This policy brief outlines the findings from a field mission to Central America, undertaken by Refugees International in November 2017. The report provides a fact-based and realistic assessment of the significant implications if TPS designation for El Salvador is not renewed.

Summary

In the next few weeks, the Trump Administration will decide the fate of some 200,000 Salvadorans who are living in the United States. By January 8, 2018, the Secretary of Homeland Security must decide whether or not to approve an extension of El Salvador as a Temporary Protected Status (TPS)-designated country. Should the Secretary decide not to extend TPS, some 200,000 Salvadorans will be subject to deportation. Most of the Salvadorans facing possible deportation are parents to U.S.-born children and have known no home other than the United States for almost two decades. The TPS statute clearly provides the Trump Administration with the legal authority to extend TPS for 18 months in this particular circumstance. Based on the findings of a November 2017 Refugees International mission, RI concludes that humanitarian, human rights and ethical imperatives — as well as the promotion of peace and stability in El Salvador — demand that TPS be renewed and that Salvadoran beneficiaries and their families not be forced to return.

Background

The Temporary Protected Status legislation enables the U.S. government to protect eligible foreign nationals in the United States from being returned to their countries of citizenship when those countries experience: 1) armed conflict that prevents safe return; 2) an earthquake, flood, drought, epidemic or other environmental disaster rendering the foreign state unable to handle adequately return of its nationals; or 3) other extraordinary and temporary conditions in the foreign state that prevent safe return. The Secretary of Homeland Security is authorized to designate a foreign country with TPS for six to 18 months and, when that period ends, is further empowered to extend TPS for six, twelve or eighteen months if the Secretary determines “the conditions for such designation…continue to be met.”

El Salvador was designated with TPS on March 9, 2001, after two devastating earthquakes earlier that year which led to the deaths of more than one thousand people, affected 1.5 million Salvadorans, and caused an estimated US$1.66 billion in damages.2 El Salvador’s TPS status has been extended continually by subsequent U.S. administrations, beginning with the administration of George W. Bush. The most recent extension was conferred in 2016, with U.S. Citizenship and Immigration Services (USCIS) noting that “conditions in El Salvador supporting the TPS designation continue to be met.”3 As USCIS indicated in its statement less than two years ago, living conditions in El Salvador continued to be substantially impacted as a result of the earthquakes. That remains the case today, while other socio-economic, political and security challenges in El Salvador have only made it more difficult to address pervasive impacts of the earthquakes.

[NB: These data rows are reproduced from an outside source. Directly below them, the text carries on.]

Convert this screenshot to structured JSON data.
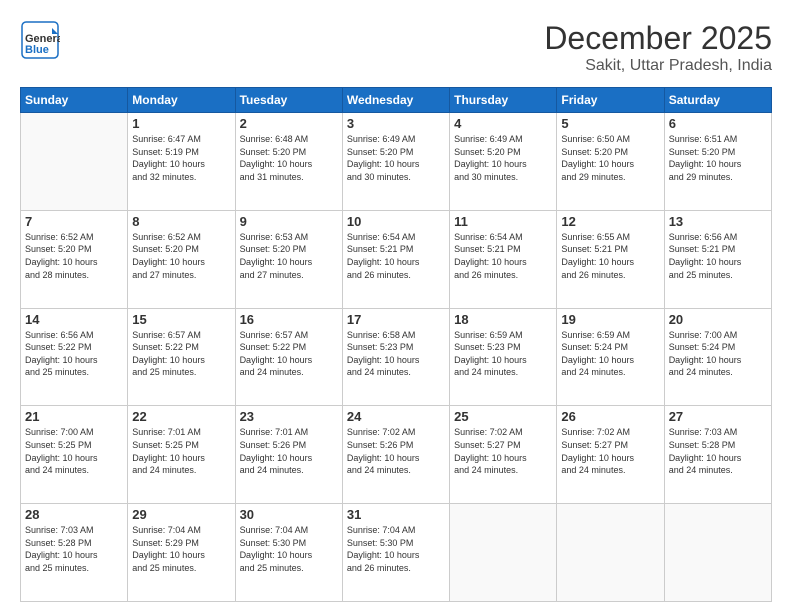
{
  "header": {
    "logo_general": "General",
    "logo_blue": "Blue",
    "month": "December 2025",
    "location": "Sakit, Uttar Pradesh, India"
  },
  "days_of_week": [
    "Sunday",
    "Monday",
    "Tuesday",
    "Wednesday",
    "Thursday",
    "Friday",
    "Saturday"
  ],
  "weeks": [
    [
      {
        "day": "",
        "info": ""
      },
      {
        "day": "1",
        "info": "Sunrise: 6:47 AM\nSunset: 5:19 PM\nDaylight: 10 hours\nand 32 minutes."
      },
      {
        "day": "2",
        "info": "Sunrise: 6:48 AM\nSunset: 5:20 PM\nDaylight: 10 hours\nand 31 minutes."
      },
      {
        "day": "3",
        "info": "Sunrise: 6:49 AM\nSunset: 5:20 PM\nDaylight: 10 hours\nand 30 minutes."
      },
      {
        "day": "4",
        "info": "Sunrise: 6:49 AM\nSunset: 5:20 PM\nDaylight: 10 hours\nand 30 minutes."
      },
      {
        "day": "5",
        "info": "Sunrise: 6:50 AM\nSunset: 5:20 PM\nDaylight: 10 hours\nand 29 minutes."
      },
      {
        "day": "6",
        "info": "Sunrise: 6:51 AM\nSunset: 5:20 PM\nDaylight: 10 hours\nand 29 minutes."
      }
    ],
    [
      {
        "day": "7",
        "info": "Sunrise: 6:52 AM\nSunset: 5:20 PM\nDaylight: 10 hours\nand 28 minutes."
      },
      {
        "day": "8",
        "info": "Sunrise: 6:52 AM\nSunset: 5:20 PM\nDaylight: 10 hours\nand 27 minutes."
      },
      {
        "day": "9",
        "info": "Sunrise: 6:53 AM\nSunset: 5:20 PM\nDaylight: 10 hours\nand 27 minutes."
      },
      {
        "day": "10",
        "info": "Sunrise: 6:54 AM\nSunset: 5:21 PM\nDaylight: 10 hours\nand 26 minutes."
      },
      {
        "day": "11",
        "info": "Sunrise: 6:54 AM\nSunset: 5:21 PM\nDaylight: 10 hours\nand 26 minutes."
      },
      {
        "day": "12",
        "info": "Sunrise: 6:55 AM\nSunset: 5:21 PM\nDaylight: 10 hours\nand 26 minutes."
      },
      {
        "day": "13",
        "info": "Sunrise: 6:56 AM\nSunset: 5:21 PM\nDaylight: 10 hours\nand 25 minutes."
      }
    ],
    [
      {
        "day": "14",
        "info": "Sunrise: 6:56 AM\nSunset: 5:22 PM\nDaylight: 10 hours\nand 25 minutes."
      },
      {
        "day": "15",
        "info": "Sunrise: 6:57 AM\nSunset: 5:22 PM\nDaylight: 10 hours\nand 25 minutes."
      },
      {
        "day": "16",
        "info": "Sunrise: 6:57 AM\nSunset: 5:22 PM\nDaylight: 10 hours\nand 24 minutes."
      },
      {
        "day": "17",
        "info": "Sunrise: 6:58 AM\nSunset: 5:23 PM\nDaylight: 10 hours\nand 24 minutes."
      },
      {
        "day": "18",
        "info": "Sunrise: 6:59 AM\nSunset: 5:23 PM\nDaylight: 10 hours\nand 24 minutes."
      },
      {
        "day": "19",
        "info": "Sunrise: 6:59 AM\nSunset: 5:24 PM\nDaylight: 10 hours\nand 24 minutes."
      },
      {
        "day": "20",
        "info": "Sunrise: 7:00 AM\nSunset: 5:24 PM\nDaylight: 10 hours\nand 24 minutes."
      }
    ],
    [
      {
        "day": "21",
        "info": "Sunrise: 7:00 AM\nSunset: 5:25 PM\nDaylight: 10 hours\nand 24 minutes."
      },
      {
        "day": "22",
        "info": "Sunrise: 7:01 AM\nSunset: 5:25 PM\nDaylight: 10 hours\nand 24 minutes."
      },
      {
        "day": "23",
        "info": "Sunrise: 7:01 AM\nSunset: 5:26 PM\nDaylight: 10 hours\nand 24 minutes."
      },
      {
        "day": "24",
        "info": "Sunrise: 7:02 AM\nSunset: 5:26 PM\nDaylight: 10 hours\nand 24 minutes."
      },
      {
        "day": "25",
        "info": "Sunrise: 7:02 AM\nSunset: 5:27 PM\nDaylight: 10 hours\nand 24 minutes."
      },
      {
        "day": "26",
        "info": "Sunrise: 7:02 AM\nSunset: 5:27 PM\nDaylight: 10 hours\nand 24 minutes."
      },
      {
        "day": "27",
        "info": "Sunrise: 7:03 AM\nSunset: 5:28 PM\nDaylight: 10 hours\nand 24 minutes."
      }
    ],
    [
      {
        "day": "28",
        "info": "Sunrise: 7:03 AM\nSunset: 5:28 PM\nDaylight: 10 hours\nand 25 minutes."
      },
      {
        "day": "29",
        "info": "Sunrise: 7:04 AM\nSunset: 5:29 PM\nDaylight: 10 hours\nand 25 minutes."
      },
      {
        "day": "30",
        "info": "Sunrise: 7:04 AM\nSunset: 5:30 PM\nDaylight: 10 hours\nand 25 minutes."
      },
      {
        "day": "31",
        "info": "Sunrise: 7:04 AM\nSunset: 5:30 PM\nDaylight: 10 hours\nand 26 minutes."
      },
      {
        "day": "",
        "info": ""
      },
      {
        "day": "",
        "info": ""
      },
      {
        "day": "",
        "info": ""
      }
    ]
  ]
}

This circumstance provides the Secretary of Homeland Security with ample authority to renew TPS for 18 months. The question is whether, for humanitarian, human rights and ethical reasons — as well as to promote peace and stability in El Salvador — the Secretary should use her authority to do so.

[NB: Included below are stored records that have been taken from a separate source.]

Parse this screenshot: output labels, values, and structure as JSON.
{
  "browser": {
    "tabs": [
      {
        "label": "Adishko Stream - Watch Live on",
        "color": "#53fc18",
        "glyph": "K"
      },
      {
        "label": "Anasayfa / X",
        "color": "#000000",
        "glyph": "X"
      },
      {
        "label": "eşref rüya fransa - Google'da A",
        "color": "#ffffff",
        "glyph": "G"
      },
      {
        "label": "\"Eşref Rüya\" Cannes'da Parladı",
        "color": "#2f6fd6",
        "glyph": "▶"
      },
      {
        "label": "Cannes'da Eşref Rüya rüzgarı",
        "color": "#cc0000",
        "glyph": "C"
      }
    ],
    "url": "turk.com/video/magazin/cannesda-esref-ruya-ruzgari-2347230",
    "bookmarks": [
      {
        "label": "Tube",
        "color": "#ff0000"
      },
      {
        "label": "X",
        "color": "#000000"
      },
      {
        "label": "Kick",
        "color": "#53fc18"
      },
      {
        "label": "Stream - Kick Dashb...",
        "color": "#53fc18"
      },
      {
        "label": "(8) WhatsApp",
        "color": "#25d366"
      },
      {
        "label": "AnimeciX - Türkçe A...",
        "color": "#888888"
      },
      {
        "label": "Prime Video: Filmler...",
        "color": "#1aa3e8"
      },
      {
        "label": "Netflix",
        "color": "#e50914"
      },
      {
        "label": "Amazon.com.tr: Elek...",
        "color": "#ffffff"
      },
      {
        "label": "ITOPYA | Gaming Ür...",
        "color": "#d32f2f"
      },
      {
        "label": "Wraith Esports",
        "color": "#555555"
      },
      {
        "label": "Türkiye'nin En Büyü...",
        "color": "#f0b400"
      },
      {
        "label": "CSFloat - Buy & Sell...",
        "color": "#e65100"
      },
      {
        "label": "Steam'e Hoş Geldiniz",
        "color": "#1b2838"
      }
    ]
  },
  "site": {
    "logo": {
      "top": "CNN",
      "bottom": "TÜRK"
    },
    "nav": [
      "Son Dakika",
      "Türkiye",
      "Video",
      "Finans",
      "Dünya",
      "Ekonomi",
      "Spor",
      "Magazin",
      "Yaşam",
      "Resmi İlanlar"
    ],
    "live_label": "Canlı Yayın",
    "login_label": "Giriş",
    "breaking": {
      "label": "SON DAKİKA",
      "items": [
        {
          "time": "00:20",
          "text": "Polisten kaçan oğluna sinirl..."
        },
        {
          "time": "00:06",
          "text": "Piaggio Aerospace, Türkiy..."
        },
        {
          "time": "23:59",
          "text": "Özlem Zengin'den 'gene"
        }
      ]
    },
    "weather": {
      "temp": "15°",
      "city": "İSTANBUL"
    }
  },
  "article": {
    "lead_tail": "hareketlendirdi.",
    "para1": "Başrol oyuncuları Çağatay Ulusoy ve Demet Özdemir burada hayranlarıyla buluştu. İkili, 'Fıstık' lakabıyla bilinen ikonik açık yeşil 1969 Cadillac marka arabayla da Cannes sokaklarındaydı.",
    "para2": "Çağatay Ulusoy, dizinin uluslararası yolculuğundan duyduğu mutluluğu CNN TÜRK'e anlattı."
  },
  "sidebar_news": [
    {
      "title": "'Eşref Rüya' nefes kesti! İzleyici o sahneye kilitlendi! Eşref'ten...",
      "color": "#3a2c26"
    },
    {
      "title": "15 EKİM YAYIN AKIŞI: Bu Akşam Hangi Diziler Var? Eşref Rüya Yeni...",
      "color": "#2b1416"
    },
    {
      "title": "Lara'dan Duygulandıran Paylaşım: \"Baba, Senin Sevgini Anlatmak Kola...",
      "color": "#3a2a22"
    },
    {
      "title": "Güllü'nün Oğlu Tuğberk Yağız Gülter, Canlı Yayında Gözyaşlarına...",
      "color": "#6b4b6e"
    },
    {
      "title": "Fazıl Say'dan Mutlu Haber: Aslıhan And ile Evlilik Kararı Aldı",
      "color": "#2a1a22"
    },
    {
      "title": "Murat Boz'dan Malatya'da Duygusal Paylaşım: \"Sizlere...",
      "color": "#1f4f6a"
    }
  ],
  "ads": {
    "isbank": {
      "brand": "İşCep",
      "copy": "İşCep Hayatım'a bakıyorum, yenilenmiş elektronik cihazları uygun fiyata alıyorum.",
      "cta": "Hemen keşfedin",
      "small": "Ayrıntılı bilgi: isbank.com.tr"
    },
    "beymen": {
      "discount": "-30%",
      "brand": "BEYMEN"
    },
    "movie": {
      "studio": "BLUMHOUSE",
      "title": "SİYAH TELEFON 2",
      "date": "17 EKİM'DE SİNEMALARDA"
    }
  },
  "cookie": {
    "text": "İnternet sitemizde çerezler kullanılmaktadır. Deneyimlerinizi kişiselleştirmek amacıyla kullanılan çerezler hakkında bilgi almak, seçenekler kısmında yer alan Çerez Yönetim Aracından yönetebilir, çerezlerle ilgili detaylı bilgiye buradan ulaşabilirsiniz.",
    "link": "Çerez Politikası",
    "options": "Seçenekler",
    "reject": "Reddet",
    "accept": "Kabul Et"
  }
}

Refugees International (RI) recently concluded a mission to Mexico, Honduras, and El Salvador, where it researched the mounting protection and humanitarian challenges migrants, asylum-seekers, and deportees face. Based on its findings, RI is convinced that El Salvador is not in a position to absorb the return of its nationals safely and in a manner that addresses basic needs, and that such return will have serious and substantial negative human rights and humanitarian implications. This is due primarily to the ongoing violence in El Salvador and the unwillingness or inability of the Salvadoran government to provide adequate reception conditions for returnees.